#### [Dataset rows describing interfaces]

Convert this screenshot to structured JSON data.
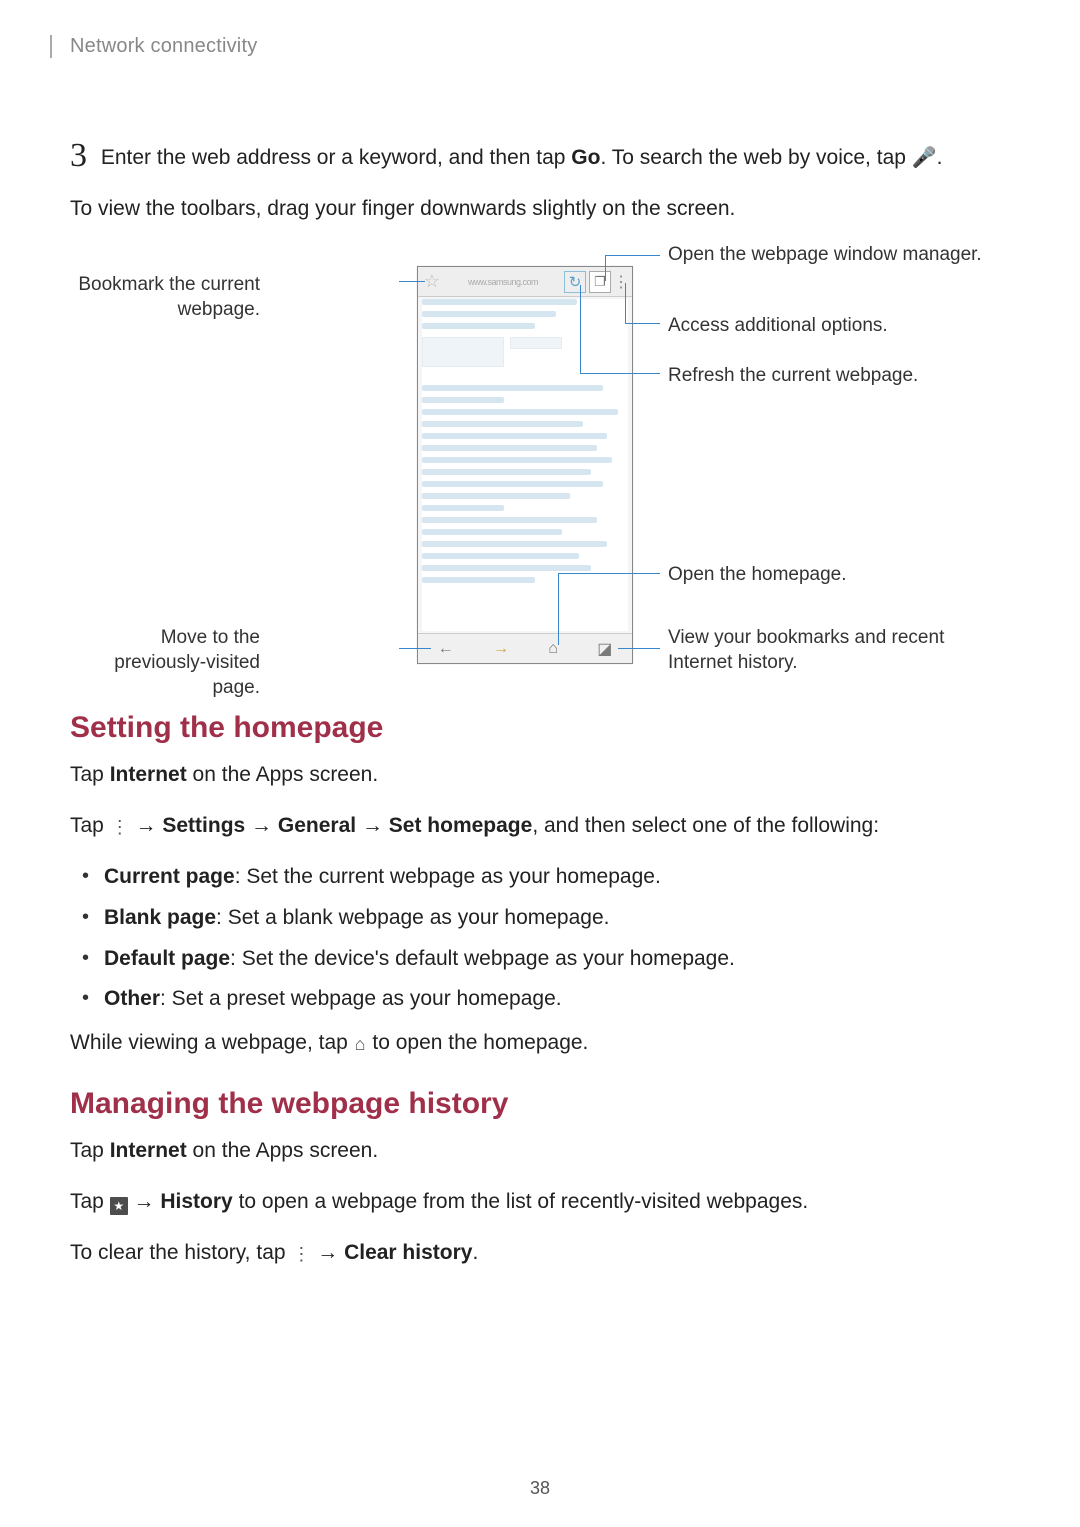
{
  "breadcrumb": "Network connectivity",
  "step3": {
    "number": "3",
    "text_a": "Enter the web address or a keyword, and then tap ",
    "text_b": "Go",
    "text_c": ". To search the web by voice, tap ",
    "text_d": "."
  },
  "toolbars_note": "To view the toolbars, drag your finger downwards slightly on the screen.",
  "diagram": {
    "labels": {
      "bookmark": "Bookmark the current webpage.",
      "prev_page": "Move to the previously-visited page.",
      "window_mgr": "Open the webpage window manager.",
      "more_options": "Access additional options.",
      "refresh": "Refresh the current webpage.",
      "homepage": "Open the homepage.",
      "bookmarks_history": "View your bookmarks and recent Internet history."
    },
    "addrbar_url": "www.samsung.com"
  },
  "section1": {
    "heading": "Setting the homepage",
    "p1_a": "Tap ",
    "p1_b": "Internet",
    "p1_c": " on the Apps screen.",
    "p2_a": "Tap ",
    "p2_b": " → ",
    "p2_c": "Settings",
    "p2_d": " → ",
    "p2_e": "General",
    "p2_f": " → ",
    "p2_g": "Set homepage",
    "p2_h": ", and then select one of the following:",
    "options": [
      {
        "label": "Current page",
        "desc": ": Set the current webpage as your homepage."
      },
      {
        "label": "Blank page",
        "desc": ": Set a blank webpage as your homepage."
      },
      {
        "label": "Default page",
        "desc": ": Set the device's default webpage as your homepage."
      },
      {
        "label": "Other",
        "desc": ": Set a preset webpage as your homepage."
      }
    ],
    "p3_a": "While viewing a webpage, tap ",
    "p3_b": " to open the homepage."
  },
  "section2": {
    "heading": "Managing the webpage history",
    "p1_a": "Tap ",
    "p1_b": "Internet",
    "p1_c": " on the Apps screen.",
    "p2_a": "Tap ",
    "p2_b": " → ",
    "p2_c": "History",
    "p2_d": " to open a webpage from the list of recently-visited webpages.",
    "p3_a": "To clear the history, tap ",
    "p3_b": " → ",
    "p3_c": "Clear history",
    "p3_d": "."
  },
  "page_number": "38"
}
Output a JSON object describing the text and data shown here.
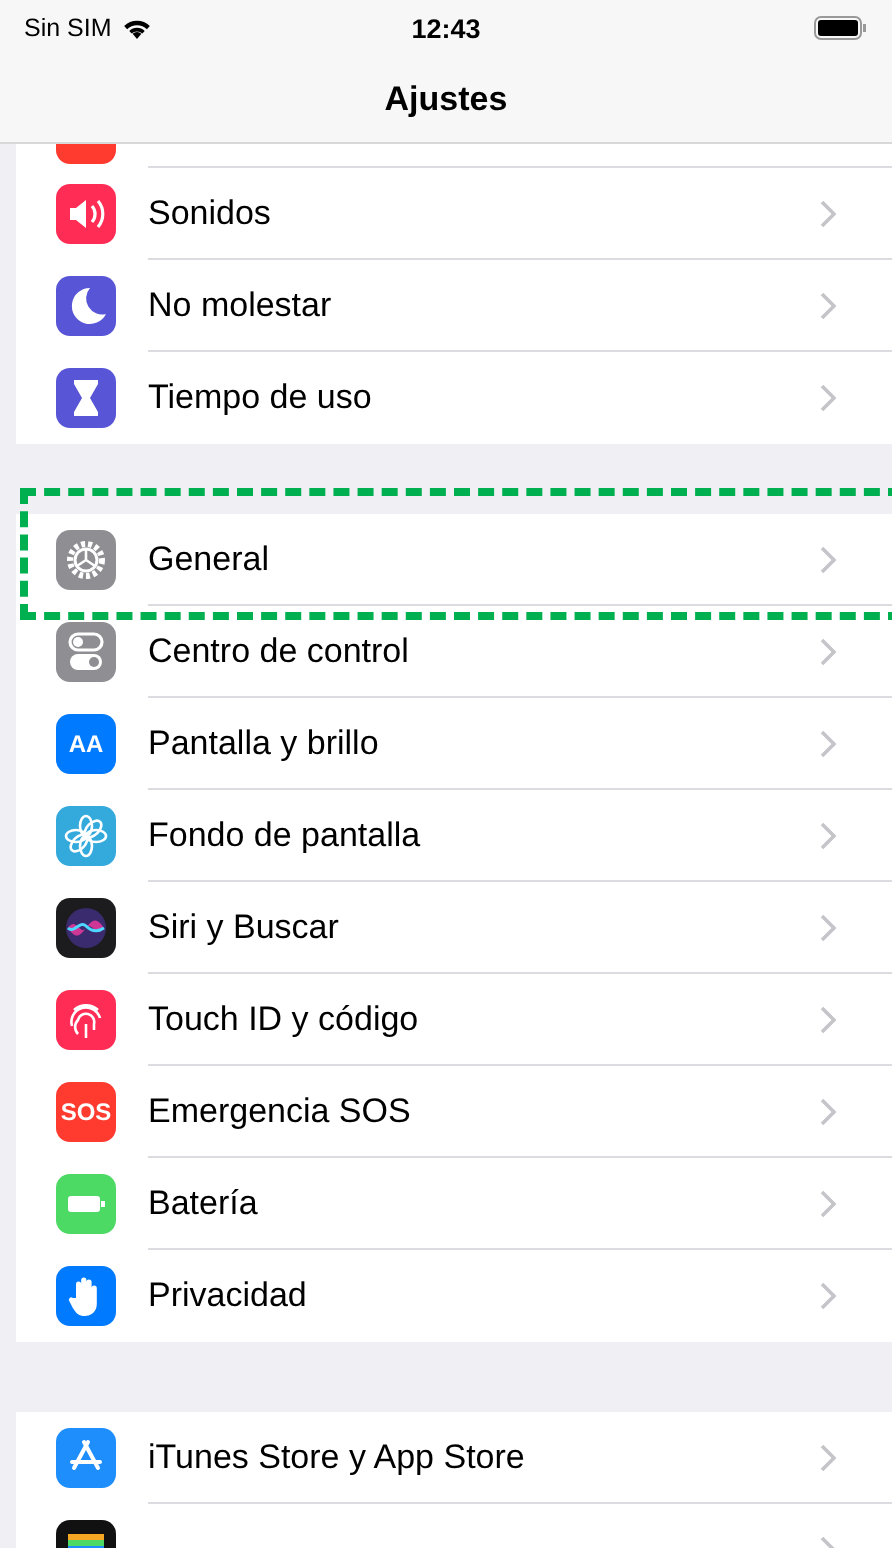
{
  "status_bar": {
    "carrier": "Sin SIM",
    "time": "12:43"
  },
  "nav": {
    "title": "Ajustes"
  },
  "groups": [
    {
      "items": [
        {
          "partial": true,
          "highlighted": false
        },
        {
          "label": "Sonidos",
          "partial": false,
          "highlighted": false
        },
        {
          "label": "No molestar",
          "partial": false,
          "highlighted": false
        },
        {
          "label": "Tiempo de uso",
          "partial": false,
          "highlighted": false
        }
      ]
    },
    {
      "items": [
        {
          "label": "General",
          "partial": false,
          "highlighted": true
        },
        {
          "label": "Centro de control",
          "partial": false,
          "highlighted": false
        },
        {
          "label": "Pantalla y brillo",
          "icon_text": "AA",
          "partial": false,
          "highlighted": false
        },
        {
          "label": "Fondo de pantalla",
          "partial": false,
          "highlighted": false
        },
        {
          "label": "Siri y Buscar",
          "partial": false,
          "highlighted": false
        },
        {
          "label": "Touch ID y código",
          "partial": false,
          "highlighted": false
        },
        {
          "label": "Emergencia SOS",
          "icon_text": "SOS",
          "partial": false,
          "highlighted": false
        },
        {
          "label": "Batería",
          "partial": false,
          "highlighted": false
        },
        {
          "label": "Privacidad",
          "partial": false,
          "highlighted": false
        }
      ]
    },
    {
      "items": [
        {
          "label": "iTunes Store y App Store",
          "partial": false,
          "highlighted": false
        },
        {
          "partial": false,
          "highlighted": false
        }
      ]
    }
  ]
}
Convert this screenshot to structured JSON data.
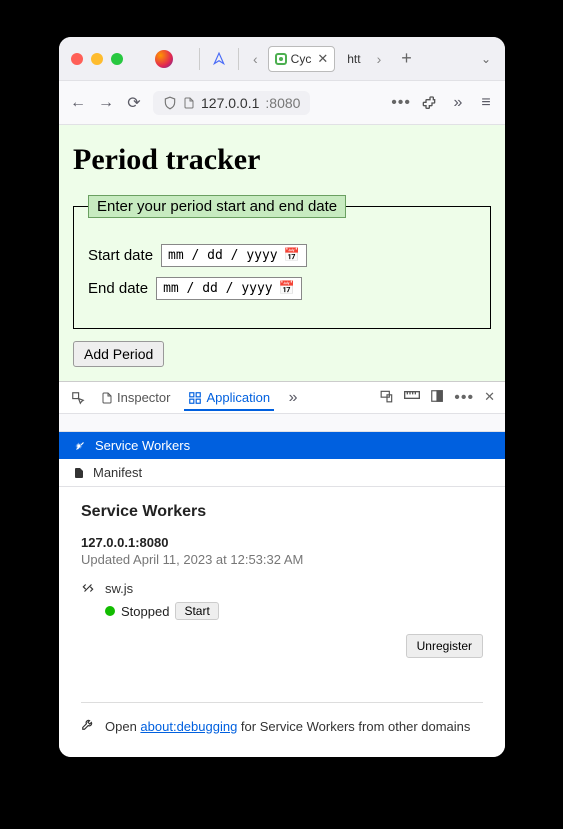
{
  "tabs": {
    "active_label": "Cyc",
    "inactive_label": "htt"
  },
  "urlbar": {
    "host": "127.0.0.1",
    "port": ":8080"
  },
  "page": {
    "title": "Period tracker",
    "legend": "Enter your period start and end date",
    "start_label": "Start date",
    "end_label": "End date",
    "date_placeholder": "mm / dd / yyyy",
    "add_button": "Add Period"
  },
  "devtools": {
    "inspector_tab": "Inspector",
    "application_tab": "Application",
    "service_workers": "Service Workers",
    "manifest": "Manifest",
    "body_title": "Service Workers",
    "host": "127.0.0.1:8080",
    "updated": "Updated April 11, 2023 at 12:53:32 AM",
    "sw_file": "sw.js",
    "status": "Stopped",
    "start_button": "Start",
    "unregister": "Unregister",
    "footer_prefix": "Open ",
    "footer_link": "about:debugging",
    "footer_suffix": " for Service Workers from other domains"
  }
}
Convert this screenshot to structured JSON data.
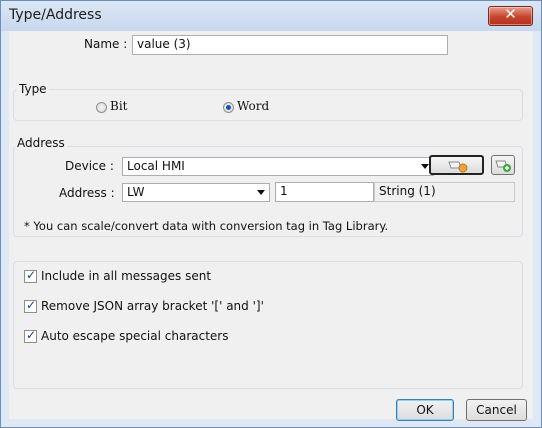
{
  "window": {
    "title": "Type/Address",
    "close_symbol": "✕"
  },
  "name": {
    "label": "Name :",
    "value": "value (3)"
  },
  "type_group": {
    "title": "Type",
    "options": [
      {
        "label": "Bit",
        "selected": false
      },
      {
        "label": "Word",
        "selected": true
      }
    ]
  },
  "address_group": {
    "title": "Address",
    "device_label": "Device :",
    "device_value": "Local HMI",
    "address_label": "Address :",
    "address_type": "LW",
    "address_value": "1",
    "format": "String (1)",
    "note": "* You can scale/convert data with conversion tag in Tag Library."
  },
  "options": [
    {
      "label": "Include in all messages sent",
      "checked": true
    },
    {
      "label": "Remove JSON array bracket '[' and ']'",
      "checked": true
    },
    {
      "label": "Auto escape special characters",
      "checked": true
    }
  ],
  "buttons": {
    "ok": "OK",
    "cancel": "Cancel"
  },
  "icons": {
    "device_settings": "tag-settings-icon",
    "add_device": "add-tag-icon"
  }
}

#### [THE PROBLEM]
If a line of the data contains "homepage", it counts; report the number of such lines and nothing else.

#### [EXERCISE SOLUTION]
8